You’ve heard of the Very Hungry Caterpillar, but have you ever met Greedy Grub? Both insects are capable of eating half the world for their personal growth, but whereas the Caterpillar is restricted to the pages of his storybook, Grub exists in Greedy Grub, an adorable iOS world-building game. Greedy Grub tries some new ideas and most of them pan out, though you can still expect plenty of good old-fashioned waiting around thanks to its freemium model.
Greedy Grub begins with the tragic story of a little grub being knocked from his home atop the mystic “Eye Tree.” He falls to the world below and quickly makes friends with Apollo, a wise owl who serves as the forest’s mayor. The mayor enlists Grubby’s help in making the forest an awesome place to live and play.
Greedy Grub plays a bit differently from most of the city-building games on the App Store. For one thing, your grub pal is far more active than most player characters in similar titles: he slides around his domain with surprising speed and follows your finger wherever you drag it. This movement is necessary since you must actively visit your trees, stores, and woodland friends in order to engage with them. You also need to slither over fruits in order to gulp them down and earn “pips” (seeds), which serve as the game’s currency.
You’re also allotted a very small space to build in, which might take some getting used to if you’re familiar with traditional city-building games. You can expand your domain by offering gems (“Azurites”—the game’s hard currency) to the Eye Tree, but your quarters will remain tight, no matter what. Part of the challenge of Greedy Grub involves figuring out how to best utilize your space.
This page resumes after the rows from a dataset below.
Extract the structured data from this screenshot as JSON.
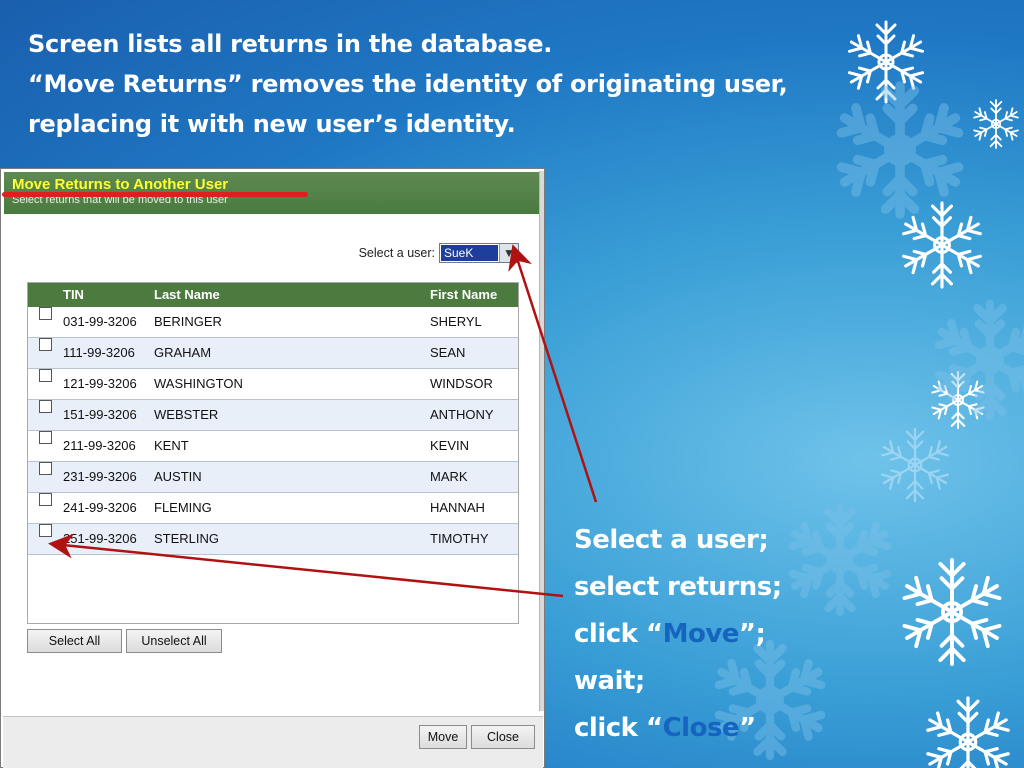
{
  "heading": {
    "line1": "Screen lists all returns in the database.",
    "line2": "“Move Returns” removes the identity of originating user,",
    "line3": "replacing it with new user’s identity."
  },
  "dialog": {
    "title": "Move Returns to Another User",
    "subtitle": "Select returns that will be moved to this user",
    "select_user_label": "Select a user:",
    "selected_user": "SueK",
    "columns": {
      "tin": "TIN",
      "last": "Last Name",
      "first": "First Name"
    },
    "rows": [
      {
        "tin": "031-99-3206",
        "last": "BERINGER",
        "first": "SHERYL"
      },
      {
        "tin": "111-99-3206",
        "last": "GRAHAM",
        "first": "SEAN"
      },
      {
        "tin": "121-99-3206",
        "last": "WASHINGTON",
        "first": "WINDSOR"
      },
      {
        "tin": "151-99-3206",
        "last": "WEBSTER",
        "first": "ANTHONY"
      },
      {
        "tin": "211-99-3206",
        "last": "KENT",
        "first": "KEVIN"
      },
      {
        "tin": "231-99-3206",
        "last": "AUSTIN",
        "first": "MARK"
      },
      {
        "tin": "241-99-3206",
        "last": "FLEMING",
        "first": "HANNAH"
      },
      {
        "tin": "251-99-3206",
        "last": "STERLING",
        "first": "TIMOTHY"
      }
    ],
    "select_all": "Select All",
    "unselect_all": "Unselect All",
    "move": "Move",
    "close": "Close"
  },
  "instructions": {
    "line1": "Select a user;",
    "line2": "select returns;",
    "line3_prefix": "click “",
    "line3_highlight": "Move",
    "line3_suffix": "”;",
    "line4": "wait;",
    "line5_prefix": "click “",
    "line5_highlight": "Close",
    "line5_suffix": "”"
  },
  "colors": {
    "header_green": "#4d7a3f",
    "title_yellow": "#ffff33",
    "highlight_blue": "#1565c0",
    "annotation_red": "#b01212"
  }
}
Much of your forest real estate will go towards growing different kinds of trees, which yield fruits (and pips) in turn. You can also assemble buildings that serve distinct purposes, like a lab that can cross-breed different items to make new trees, and stores that sell decorations.
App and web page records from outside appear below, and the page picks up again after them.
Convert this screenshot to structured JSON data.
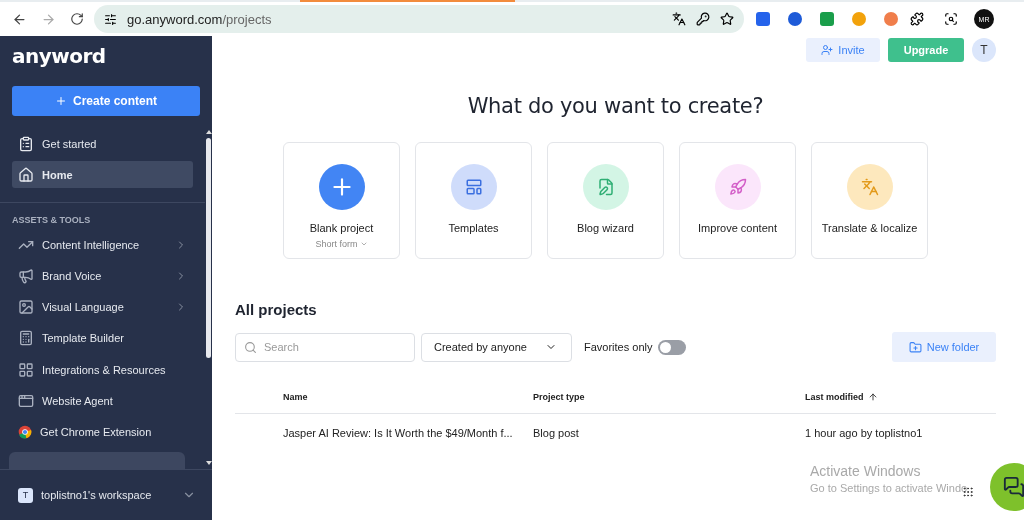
{
  "browser": {
    "url_host": "go.anyword.com",
    "url_path": "/projects",
    "profile": "MR"
  },
  "sidebar": {
    "logo": "anyword",
    "create_button": "Create content",
    "top_items": [
      {
        "label": "Get started",
        "selected": false
      },
      {
        "label": "Home",
        "selected": true
      }
    ],
    "section_title": "ASSETS & TOOLS",
    "items": [
      {
        "label": "Content Intelligence",
        "expandable": true
      },
      {
        "label": "Brand Voice",
        "expandable": true
      },
      {
        "label": "Visual Language",
        "expandable": true
      },
      {
        "label": "Template Builder",
        "expandable": false
      },
      {
        "label": "Integrations & Resources",
        "expandable": false
      },
      {
        "label": "Website Agent",
        "expandable": false
      },
      {
        "label": "Get Chrome Extension",
        "expandable": false
      }
    ],
    "workspace": {
      "initial": "T",
      "name": "toplistno1's workspace"
    }
  },
  "header": {
    "invite": "Invite",
    "upgrade": "Upgrade",
    "avatar": "T"
  },
  "heading": "What do you want to create?",
  "create_options": [
    {
      "label": "Blank project",
      "sublabel": "Short form",
      "color": "#4285f4"
    },
    {
      "label": "Templates",
      "color": "#cfdcfb"
    },
    {
      "label": "Blog wizard",
      "color": "#d3f5e5"
    },
    {
      "label": "Improve content",
      "color": "#fbe6fb"
    },
    {
      "label": "Translate & localize",
      "color": "#fde8bd"
    }
  ],
  "projects": {
    "title": "All projects",
    "search": {
      "placeholder": "Search"
    },
    "creator_filter": "Created by anyone",
    "favorites_label": "Favorites only",
    "favorites_only": false,
    "new_folder": "New folder",
    "columns": [
      "Name",
      "Project type",
      "Last modified"
    ],
    "rows": [
      {
        "name": "Jasper AI Review: Is It Worth the $49/Month f...",
        "type": "Blog post",
        "modified": "1 hour ago by toplistno1"
      }
    ]
  },
  "os_notice": {
    "title": "Activate Windows",
    "text": "Go to Settings to activate Windo"
  }
}
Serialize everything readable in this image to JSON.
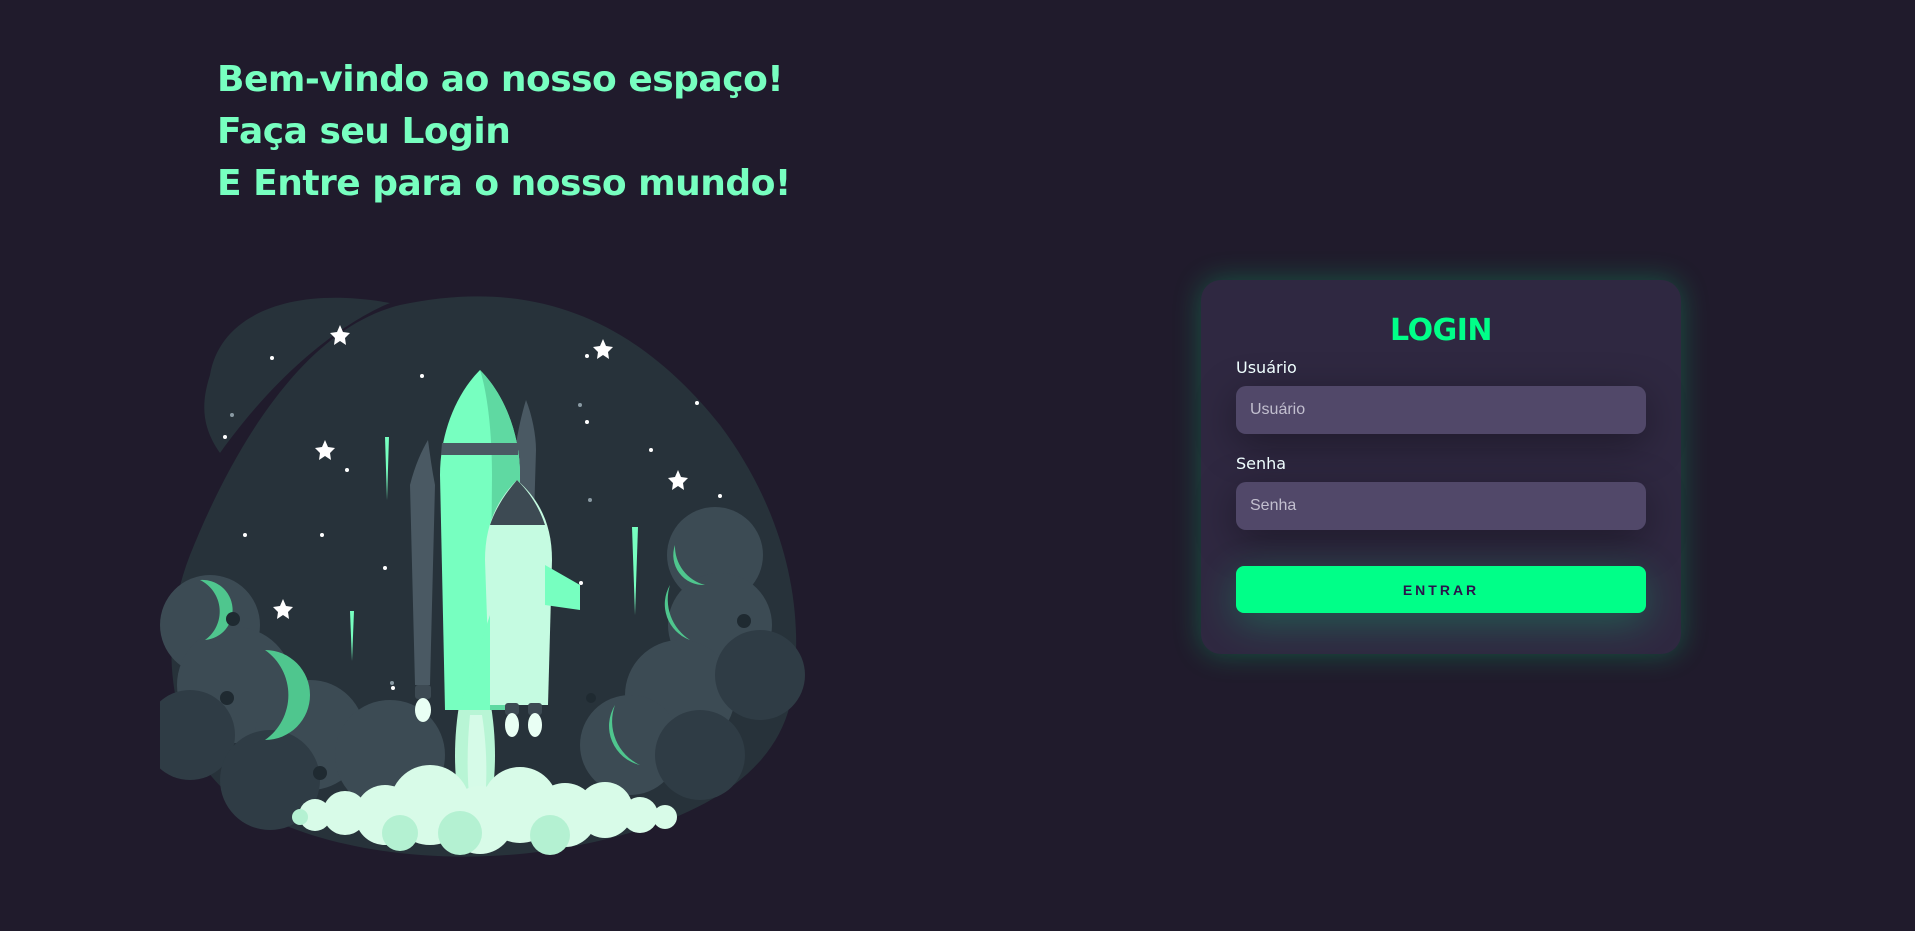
{
  "welcome": {
    "line1": "Bem-vindo ao nosso espaço!",
    "line2": "Faça seu Login",
    "line3": "E Entre para o nosso mundo!"
  },
  "illustration": {
    "icon": "rocket-launch-illustration"
  },
  "login": {
    "title": "LOGIN",
    "username_label": "Usuário",
    "username_placeholder": "Usuário",
    "username_value": "",
    "password_label": "Senha",
    "password_placeholder": "Senha",
    "password_value": "",
    "submit_label": "ENTRAR"
  },
  "colors": {
    "background": "#201b2c",
    "card": "#2f2841",
    "accent": "#00ff88",
    "heading": "#77ffc0",
    "input": "#514869"
  }
}
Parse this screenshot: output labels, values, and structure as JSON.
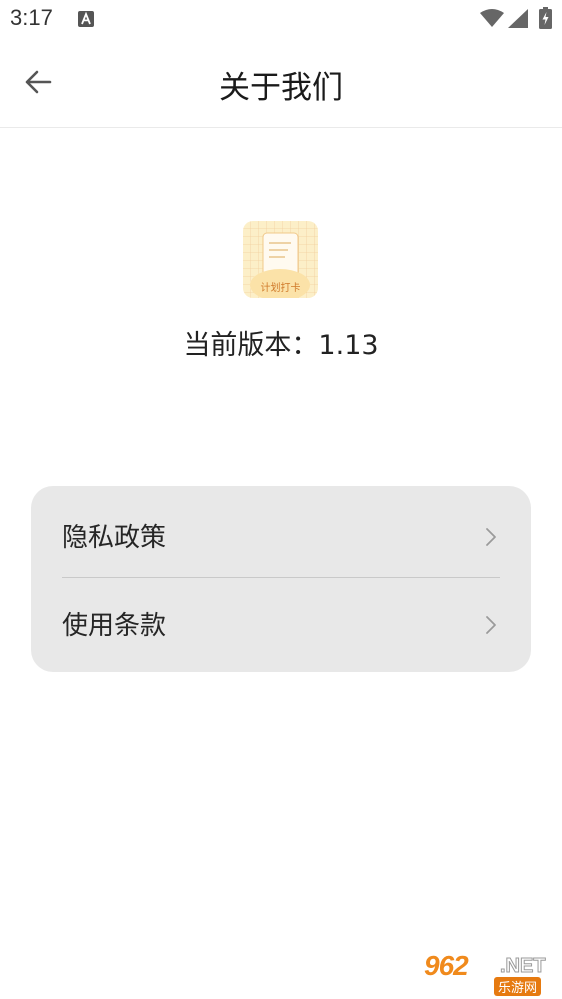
{
  "status_bar": {
    "time": "3:17",
    "notification_icon": "a-icon",
    "wifi_icon": "wifi-icon",
    "signal_icon": "signal-icon",
    "battery_icon": "battery-charging-icon"
  },
  "header": {
    "back_icon": "arrow-left-icon",
    "title": "关于我们"
  },
  "app_info": {
    "icon_text": "计划打卡",
    "version_label": "当前版本：1.13"
  },
  "menu": {
    "items": [
      {
        "label": "隐私政策",
        "icon": "chevron-right-icon"
      },
      {
        "label": "使用条款",
        "icon": "chevron-right-icon"
      }
    ]
  },
  "watermark": {
    "brand": "962",
    "suffix": ".NET",
    "subtitle": "乐游网"
  },
  "colors": {
    "card_background": "#e8e8e8",
    "app_icon_background": "#fcefc8",
    "watermark_orange": "#f08a1c"
  }
}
Greedy Grub‘s whimsical graphics are warm and colorful thanks to the talents of French comic artist Laurel. As you progress through the game, you’re occasionally treated to comic book interludes that outline the grub’s motivations and accomplishments. It’s a nice, quiet way to add story and character to the experience.
Greedy Grub is different from most city-building games in many ways, but it still suffers from one of the genre’s most hated characteristics: wait times. Planting trees, watering them, and finally collecting their bounty is an activity that can take minutes or hours, depending on the tree’s species. Buildings take an awfully long time to spring up, too. Grub can slide around and collect stray pips in tufts of grass while he waits, but overall, there’s not a lot to do while construction is going on. It would be nice to engage in some mini-games with Grubby.
Greedy Grub has a worm or two, but the overall experience is charming even if you only engage with the game for a few minutes a time. Go ahead and hug a slug.